had heard from his mother that when a satyr is overcome by wine he
falls asleep, and at such times comes to his senses and will make
friends with you; so he mixed wine which he had in his palace in a
fountain and let the satyr get at it, and the latter drank it up and
^ Aelian, Varia Historia iii.18 relates some of Silenus' accounts
^ Claudian, In Rufinem
^ Hyginus, Fabulae274
^ This myth puts
Midas in another setting. "
Midas himself had some of
the blood of satyrs in his veins, as was clear from the shape of his
ears" was the assertion of Flavius Philostratus, in his Life of
Apollonius of Tyana
Apollonius of Tyana (vi.27), not always a dependable repository of
Cicero On Divinationi.36; Valerius Maximus, i.6.3; Ovid,
^ The whispering sound of reeds is an ancient literary trope: the
Sumerian Instructions of Shuruppak (3rd millennium BCE) warn "The
reed-beds are ..., they can hide (?) slander". (Instructions of
Shuruppak, lines 92-93).
^ Hall, James, Hall's Dictionary of Subjects and Symbols in Art, pp.
27-28, 1996 (2nd edn.), John Murray, ISBN 0719541476
^ The legend is related in Ella Maillart, Dervla Murphy, Turkestan
solo: a journey through Central Asia (1938) 2005:48f; a wholly
separate origin uncontaminated by the legend of
Midas is not likely.
^ Geoffrey Keating, Foras Feasa ar Éirinn 1.29-1.30
^ The Mycenaean Origin of Greek Mythology, Martin Persson Nilsson,
University of California Press, 1972, pg48
^ Encyclopædia Britannica.
^ Rodney Young, Three Great Early Tumuli: The Gordion Excavations
Final Reports, Volume 1, (1981):79-102.
^ DeVries, Keith (2005). "Greek Pottery and Gordion Chronology". In
Kealhofer, Lisa. The Archaeology of
Midas and the Phrygians: Recent
Work at Gordion. Philadelphia:
University of Pennsylvania
University of Pennsylvania Museum of
Archaeology and Anthropology. pp. 42ff.
ISBN 1-931707-76-6. Manning, Sturt; et al. (2001).
"Anatolian Tree Rings and a New Chronology for the East Mediterranean
Bronze-Iron Ages". Science. 294 (5551): 2532–2535 [p. 2534].
doi:10.1126/science.1066112. PMID 11743159.
^ "King Midas' modern mourners". Science News. November 4, 2000.
^ Simpson, Elizabeth (1990). "Midas' Bed and a Royal Phrygian
Funeral". Journal of Field Archaeology. 17 (1): 69–87.
^ Young (1981):102-190. Simpson, Elizabeth (1996). "Phrygian Furniture
from Gordion". In Herrmann, Georgina. The Furniture of Western Asia:

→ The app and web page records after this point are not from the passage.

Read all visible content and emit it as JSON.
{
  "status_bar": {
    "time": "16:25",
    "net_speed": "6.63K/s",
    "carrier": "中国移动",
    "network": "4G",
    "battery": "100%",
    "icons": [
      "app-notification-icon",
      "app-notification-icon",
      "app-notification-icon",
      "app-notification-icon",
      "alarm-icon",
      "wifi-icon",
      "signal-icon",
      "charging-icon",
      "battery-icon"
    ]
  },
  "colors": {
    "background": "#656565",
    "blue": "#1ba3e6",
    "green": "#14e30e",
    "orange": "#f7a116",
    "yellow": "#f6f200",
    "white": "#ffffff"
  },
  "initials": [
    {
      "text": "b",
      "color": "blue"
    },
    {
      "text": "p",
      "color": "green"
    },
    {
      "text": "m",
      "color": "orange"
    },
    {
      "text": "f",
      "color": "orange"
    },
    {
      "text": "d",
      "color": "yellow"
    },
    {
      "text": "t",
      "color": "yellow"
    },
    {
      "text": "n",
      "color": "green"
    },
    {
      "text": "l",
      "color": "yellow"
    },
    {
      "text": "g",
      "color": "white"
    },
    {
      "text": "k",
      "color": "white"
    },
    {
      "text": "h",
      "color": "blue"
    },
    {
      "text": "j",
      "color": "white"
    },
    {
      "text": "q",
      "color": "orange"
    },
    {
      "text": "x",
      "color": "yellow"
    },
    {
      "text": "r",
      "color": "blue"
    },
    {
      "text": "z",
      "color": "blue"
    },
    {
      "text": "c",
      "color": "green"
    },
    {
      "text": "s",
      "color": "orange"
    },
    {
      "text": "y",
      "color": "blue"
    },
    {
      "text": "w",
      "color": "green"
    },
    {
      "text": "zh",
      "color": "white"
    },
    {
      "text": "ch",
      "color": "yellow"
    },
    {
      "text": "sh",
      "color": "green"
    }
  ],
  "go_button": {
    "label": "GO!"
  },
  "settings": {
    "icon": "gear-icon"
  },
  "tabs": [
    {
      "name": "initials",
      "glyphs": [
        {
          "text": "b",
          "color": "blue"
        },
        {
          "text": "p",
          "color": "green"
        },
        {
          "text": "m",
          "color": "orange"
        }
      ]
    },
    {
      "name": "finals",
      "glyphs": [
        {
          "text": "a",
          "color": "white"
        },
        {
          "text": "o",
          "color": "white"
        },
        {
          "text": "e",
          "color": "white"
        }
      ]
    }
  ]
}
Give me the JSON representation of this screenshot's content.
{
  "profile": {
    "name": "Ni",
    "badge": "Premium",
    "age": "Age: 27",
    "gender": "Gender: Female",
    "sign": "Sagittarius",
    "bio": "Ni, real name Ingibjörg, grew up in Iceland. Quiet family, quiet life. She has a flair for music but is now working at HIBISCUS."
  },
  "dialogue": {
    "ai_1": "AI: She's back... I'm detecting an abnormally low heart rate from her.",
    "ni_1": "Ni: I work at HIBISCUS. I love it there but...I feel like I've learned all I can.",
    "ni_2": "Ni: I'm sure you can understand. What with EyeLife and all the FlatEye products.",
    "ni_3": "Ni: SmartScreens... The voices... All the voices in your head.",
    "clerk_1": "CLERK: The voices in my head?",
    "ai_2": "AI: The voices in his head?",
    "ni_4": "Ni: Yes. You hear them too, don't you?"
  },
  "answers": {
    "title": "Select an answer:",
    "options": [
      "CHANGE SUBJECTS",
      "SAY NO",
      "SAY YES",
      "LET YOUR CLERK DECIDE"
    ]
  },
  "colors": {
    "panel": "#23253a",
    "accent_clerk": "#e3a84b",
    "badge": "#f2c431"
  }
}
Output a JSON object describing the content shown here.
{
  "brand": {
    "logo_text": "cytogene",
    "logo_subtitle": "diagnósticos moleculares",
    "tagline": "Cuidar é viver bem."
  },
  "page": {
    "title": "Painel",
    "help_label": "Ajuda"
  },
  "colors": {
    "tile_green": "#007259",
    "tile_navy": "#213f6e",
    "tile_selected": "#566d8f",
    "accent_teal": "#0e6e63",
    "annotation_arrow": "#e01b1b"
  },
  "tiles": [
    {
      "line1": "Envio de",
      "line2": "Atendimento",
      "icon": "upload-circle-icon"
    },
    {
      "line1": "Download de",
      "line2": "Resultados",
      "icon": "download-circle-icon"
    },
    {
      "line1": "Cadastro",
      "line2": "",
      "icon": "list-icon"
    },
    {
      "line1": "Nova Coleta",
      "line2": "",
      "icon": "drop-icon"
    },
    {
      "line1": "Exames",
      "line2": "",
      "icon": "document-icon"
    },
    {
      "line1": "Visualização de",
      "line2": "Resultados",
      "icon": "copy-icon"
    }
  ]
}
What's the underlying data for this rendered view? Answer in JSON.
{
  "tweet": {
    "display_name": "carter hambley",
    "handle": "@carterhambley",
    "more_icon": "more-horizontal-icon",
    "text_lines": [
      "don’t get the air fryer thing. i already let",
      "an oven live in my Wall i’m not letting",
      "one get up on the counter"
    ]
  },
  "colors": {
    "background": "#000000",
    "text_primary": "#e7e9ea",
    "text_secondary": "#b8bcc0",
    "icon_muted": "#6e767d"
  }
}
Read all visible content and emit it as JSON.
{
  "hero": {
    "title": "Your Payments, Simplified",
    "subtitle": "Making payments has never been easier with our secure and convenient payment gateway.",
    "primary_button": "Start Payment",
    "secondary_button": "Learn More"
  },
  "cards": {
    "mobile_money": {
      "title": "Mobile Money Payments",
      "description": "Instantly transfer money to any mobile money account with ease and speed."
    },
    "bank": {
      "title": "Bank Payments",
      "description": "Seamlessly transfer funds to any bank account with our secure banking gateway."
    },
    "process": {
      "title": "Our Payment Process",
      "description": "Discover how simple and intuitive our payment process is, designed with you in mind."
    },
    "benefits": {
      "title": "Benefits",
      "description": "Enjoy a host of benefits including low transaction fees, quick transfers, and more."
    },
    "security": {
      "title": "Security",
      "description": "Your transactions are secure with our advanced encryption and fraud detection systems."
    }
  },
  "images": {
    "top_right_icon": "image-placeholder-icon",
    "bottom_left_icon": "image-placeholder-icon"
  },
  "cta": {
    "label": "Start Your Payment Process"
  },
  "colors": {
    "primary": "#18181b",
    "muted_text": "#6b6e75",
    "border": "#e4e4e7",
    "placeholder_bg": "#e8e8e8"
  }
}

Ancient and Traditional. Mainz: Philipp Von Zabern.
pp. 187–209. ISBN 3-8053-1838-3.
Wikimedia Commons has media related to King Midas.
Graves, Robert, 1960. The Greek Myths, rev. ed., 83.a-g.
Sarah Morris, "
Midas as Mule: Anatolia in Greek Myth and Phrygian
Kingship" (abstract), American Philological Society Annual Meeting,
"The Funerary feast of King Midas" (University of Pennsylvania) –
"Tomb of Midas" report
Calos Parada, "Midas" – Separating historical
Midas from mythical
Herodotus on Midas
Theoi.com Classical references to Midas, in English translations.
"Reconstruction of King Midas" – Reconstruction of "King Midas" by